​That may be possible, as Chris Coons, Democrat from Delaware, has called for an up-or-down vote on the measure. Should the resolution of disapproval reach a vote, it will pass, but will be vetoed by the president. His veto will then be sustained by a majority of the Democratic caucus.
That would end debate in the Senate, which would then focus on legislation intended to shape implementation of the deal. But the House is not there yet.
Republicans hold a more sizable majority in the House, but their caucus is divided: Few had any expectation of this change of course much before Wednesday afternoon. And yet, without reconciliation within their own house and with their colleagues in the Senate, none of their bills have any chance of passing into force.
In the end, as September 17 approaches, their new strategy may have little to do with such practicalities. House Republicans have accepted a tactical defeat— they have failed to kill the deal— and they see little reward in highlighting this fate with a "show vote" of disapproval. Instead, they now seek a political victory by casting Obama in violation of the review law.
They believe this will deny the president a clean political victory, and obfuscate what might otherwise be perceived as a Republican defeat.
"The House is going to make it very clear that without the [International Atomic Energy Agency] disclosures, the clock hasn't started," Rep. Peter Roskam, Republican from Illinois and architect of the new House plan, told the Post in a phone call on Wednesday evening. With this new strategy, he said, "the president is denied the ability to say that he's fully complied under the law."
Roskam believes his path forward could mirror a strategy adopted by House Republicans against the Obama administration in another arena: Their fight against his landmark healthcare law, the Affordable Care Act.

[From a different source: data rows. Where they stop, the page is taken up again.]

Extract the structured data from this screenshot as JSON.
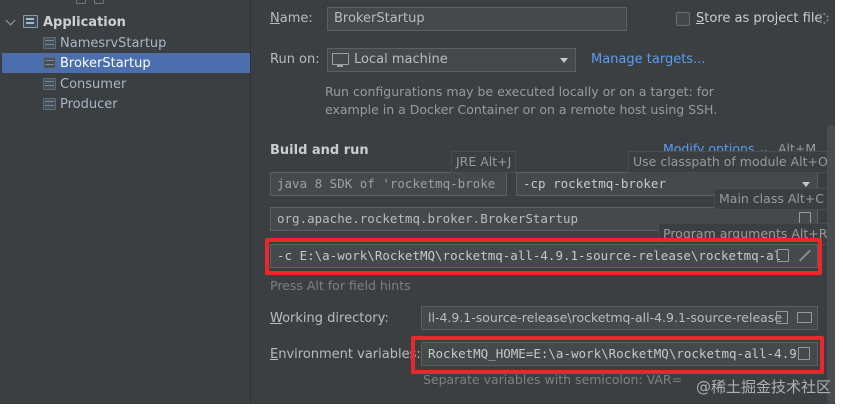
{
  "tree": {
    "group_label": "Application",
    "items": [
      {
        "label": "NamesrvStartup",
        "selected": false
      },
      {
        "label": "BrokerStartup",
        "selected": true
      },
      {
        "label": "Consumer",
        "selected": false
      },
      {
        "label": "Producer",
        "selected": false
      }
    ]
  },
  "form": {
    "name_label_u": "N",
    "name_label_rest": "ame:",
    "name_value": "BrokerStartup",
    "store_label_u": "S",
    "store_label_rest": "tore as project file",
    "run_on_label": "Run on:",
    "run_on_value": "Local machine",
    "manage_targets": "Manage targets...",
    "run_on_hint_line1": "Run configurations may be executed locally or on a target: for",
    "run_on_hint_line2": "example in a Docker Container or on a remote host using SSH.",
    "build_and_run": "Build and run",
    "modify_options": "Modify options",
    "modify_shortcut": "Alt+M",
    "jre_hint": "JRE Alt+J",
    "classpath_hint": "Use classpath of module Alt+O",
    "jre_select": "java 8  SDK of 'rocketmq-broke",
    "module_select": "-cp  rocketmq-broker",
    "main_class_hint": "Main class Alt+C",
    "main_class_value": "org.apache.rocketmq.broker.BrokerStartup",
    "program_args_hint": "Program arguments Alt+R",
    "program_args_value": "-c E:\\a-work\\RocketMQ\\rocketmq-all-4.9.1-source-release\\rocketmq-al",
    "field_hints": "Press Alt for field hints",
    "working_dir_label_u": "W",
    "working_dir_label_rest": "orking directory:",
    "working_dir_value": "ll-4.9.1-source-release\\rocketmq-all-4.9.1-source-release",
    "env_label_u": "E",
    "env_label_rest": "nvironment variables:",
    "env_value": "RocketMQ_HOME=E:\\a-work\\RocketMQ\\rocketmq-all-4.9",
    "env_hint": "Separate variables with semicolon: VAR=",
    "watermark": "@稀土掘金技术社区"
  },
  "colors": {
    "panel_bg": "#3c3f41",
    "selection": "#4b6eaf",
    "link": "#589df6",
    "highlight_box": "#e8282b"
  }
}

"A lawsuit is obviously a possibility," Roskam said, "particularly in light of today's ruling for standing in Congress in the Obamacare case."